• **Provided information**:
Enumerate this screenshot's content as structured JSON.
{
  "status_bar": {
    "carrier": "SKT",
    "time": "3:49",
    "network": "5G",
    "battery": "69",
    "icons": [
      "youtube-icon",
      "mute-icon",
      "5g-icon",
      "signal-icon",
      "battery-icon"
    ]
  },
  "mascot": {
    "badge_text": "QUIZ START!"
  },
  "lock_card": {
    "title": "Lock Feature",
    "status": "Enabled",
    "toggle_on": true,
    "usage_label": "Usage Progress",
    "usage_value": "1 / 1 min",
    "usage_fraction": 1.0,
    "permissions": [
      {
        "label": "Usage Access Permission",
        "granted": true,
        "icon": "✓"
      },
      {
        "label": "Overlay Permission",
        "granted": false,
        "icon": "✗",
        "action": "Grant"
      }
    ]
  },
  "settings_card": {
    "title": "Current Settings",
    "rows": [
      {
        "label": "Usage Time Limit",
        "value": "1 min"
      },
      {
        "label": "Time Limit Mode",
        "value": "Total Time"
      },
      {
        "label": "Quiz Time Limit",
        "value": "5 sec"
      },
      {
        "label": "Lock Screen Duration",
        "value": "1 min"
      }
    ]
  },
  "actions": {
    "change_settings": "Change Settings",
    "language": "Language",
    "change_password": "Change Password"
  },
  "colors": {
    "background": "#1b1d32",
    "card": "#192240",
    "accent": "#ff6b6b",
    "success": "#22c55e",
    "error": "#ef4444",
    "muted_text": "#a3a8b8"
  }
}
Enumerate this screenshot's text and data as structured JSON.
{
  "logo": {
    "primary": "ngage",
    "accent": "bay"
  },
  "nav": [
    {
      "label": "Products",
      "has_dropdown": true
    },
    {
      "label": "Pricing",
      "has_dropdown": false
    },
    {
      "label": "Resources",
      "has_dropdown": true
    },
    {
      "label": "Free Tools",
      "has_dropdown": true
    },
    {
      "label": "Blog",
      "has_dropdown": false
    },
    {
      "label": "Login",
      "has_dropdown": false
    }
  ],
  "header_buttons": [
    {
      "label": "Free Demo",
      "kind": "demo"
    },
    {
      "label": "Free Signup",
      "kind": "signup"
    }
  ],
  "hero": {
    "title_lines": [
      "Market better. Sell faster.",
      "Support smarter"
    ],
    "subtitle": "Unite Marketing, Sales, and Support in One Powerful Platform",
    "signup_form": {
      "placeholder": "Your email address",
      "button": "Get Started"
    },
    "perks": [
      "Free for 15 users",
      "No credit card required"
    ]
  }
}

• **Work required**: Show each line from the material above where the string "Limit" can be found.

• **Written answer**:
        "label": "Usage Time Limit",
        "label": "Time Limit Mode",
        "label": "Quiz Time Limit",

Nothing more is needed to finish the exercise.